The noise from beyond the town defences was muted, and he could hear no urgent shouts, yells or screams from his comrades on guard, so after refilling his water flask, Oclatinius wandered wearily over to the hospital area to check in on Bricius.
“You look dreadful,” he said, when he saw his friend propped up on one elbow, face pale and sweating profusely.
“How many women have you talked into bed with that sweet tongue of yours?” muttered Bricius.

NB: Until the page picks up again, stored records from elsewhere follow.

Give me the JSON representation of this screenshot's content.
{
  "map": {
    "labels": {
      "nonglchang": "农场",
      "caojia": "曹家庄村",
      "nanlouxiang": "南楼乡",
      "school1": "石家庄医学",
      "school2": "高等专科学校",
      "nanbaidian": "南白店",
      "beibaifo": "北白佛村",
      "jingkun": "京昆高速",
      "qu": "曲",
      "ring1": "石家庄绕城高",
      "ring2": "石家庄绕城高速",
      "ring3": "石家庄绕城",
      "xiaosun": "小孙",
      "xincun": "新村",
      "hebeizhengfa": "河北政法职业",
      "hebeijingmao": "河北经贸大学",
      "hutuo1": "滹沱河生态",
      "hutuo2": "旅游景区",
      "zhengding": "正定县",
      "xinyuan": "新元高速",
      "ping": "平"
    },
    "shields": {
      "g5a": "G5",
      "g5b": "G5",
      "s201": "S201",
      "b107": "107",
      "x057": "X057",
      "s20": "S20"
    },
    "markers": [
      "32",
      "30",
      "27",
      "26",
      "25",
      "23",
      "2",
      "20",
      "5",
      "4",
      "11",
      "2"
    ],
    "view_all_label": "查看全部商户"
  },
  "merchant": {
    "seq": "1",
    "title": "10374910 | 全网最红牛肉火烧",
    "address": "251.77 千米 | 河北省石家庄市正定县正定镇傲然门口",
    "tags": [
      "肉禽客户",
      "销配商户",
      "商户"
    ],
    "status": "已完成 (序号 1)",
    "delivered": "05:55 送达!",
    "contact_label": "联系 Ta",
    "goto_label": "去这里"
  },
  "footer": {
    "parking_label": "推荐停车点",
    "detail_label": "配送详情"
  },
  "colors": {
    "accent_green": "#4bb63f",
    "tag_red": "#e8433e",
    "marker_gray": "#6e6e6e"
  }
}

Oclatinius laughed. If his friend’s dour sense of humour was returning, that was surely a good sign. Then his attention was caught by two glum looking legionaries carrying a stretcher. Fulvius yelled to them, beckoned them over, then directed them to one of the sickly patients lying in an orderly row. The legionaries picked the soldier up by his hands and feet and dumped him heavily on the stretcher. Oclatinius winced at how roughly they treated him, until he saw the head loll to one side and stare at him, sightless eyes looking out from a pustulent, blistered, fly-covered face.
He was dead. All the soldiers, maybe half a dozen in that row, were dead. Oclatinius suddenly felt as cold as when he had jumped into the Euphrates, despite the fierce sun.

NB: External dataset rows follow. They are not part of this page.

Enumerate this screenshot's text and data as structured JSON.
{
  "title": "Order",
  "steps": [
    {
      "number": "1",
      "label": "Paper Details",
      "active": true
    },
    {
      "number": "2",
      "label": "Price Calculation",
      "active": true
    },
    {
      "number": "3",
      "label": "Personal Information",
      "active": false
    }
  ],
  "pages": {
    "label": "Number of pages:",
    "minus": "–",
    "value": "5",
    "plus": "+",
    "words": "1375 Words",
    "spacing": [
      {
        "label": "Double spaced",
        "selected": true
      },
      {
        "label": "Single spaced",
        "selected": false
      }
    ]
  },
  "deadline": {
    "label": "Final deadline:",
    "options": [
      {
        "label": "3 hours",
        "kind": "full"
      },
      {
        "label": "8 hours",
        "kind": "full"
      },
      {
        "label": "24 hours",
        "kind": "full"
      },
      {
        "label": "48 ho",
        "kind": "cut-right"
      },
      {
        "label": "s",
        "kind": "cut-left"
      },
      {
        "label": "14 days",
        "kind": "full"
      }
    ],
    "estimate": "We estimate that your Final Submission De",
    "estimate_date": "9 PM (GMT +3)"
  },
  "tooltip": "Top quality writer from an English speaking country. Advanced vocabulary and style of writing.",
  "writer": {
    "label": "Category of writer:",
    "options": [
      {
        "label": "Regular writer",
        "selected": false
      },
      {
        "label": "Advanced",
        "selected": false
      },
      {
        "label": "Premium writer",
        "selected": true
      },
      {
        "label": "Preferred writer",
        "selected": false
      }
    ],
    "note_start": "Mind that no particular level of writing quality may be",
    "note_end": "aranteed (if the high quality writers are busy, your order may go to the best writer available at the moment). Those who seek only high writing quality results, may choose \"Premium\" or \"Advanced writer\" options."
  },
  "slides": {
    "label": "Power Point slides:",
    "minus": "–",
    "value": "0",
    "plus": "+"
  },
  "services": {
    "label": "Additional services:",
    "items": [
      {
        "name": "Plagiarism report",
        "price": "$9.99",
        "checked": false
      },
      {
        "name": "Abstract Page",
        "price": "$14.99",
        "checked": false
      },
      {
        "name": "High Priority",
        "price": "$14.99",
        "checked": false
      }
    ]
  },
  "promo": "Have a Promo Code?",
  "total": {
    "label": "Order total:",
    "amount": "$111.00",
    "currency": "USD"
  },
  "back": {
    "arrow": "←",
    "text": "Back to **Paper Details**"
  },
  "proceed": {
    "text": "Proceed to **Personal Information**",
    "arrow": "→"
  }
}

Fulvius caught him looking but he had no words. He just shook his head, and continued with his work, squatting down by a man with nose haemorrhaging and blood-stained saliva drooling from the corner of his mouth. He offered him water, but the clearly dying man didn’t even respond.
Shouts rang out from the direction of the main gate. Oclatinius looked towards the noise and saw arrows flying again, some flaming. He cursed, patted Bricius gently on the shoulder, and ran back towards the affray. And as he charged towards the battle, he wondered what would kill them all first. The Parthians, or the sickness.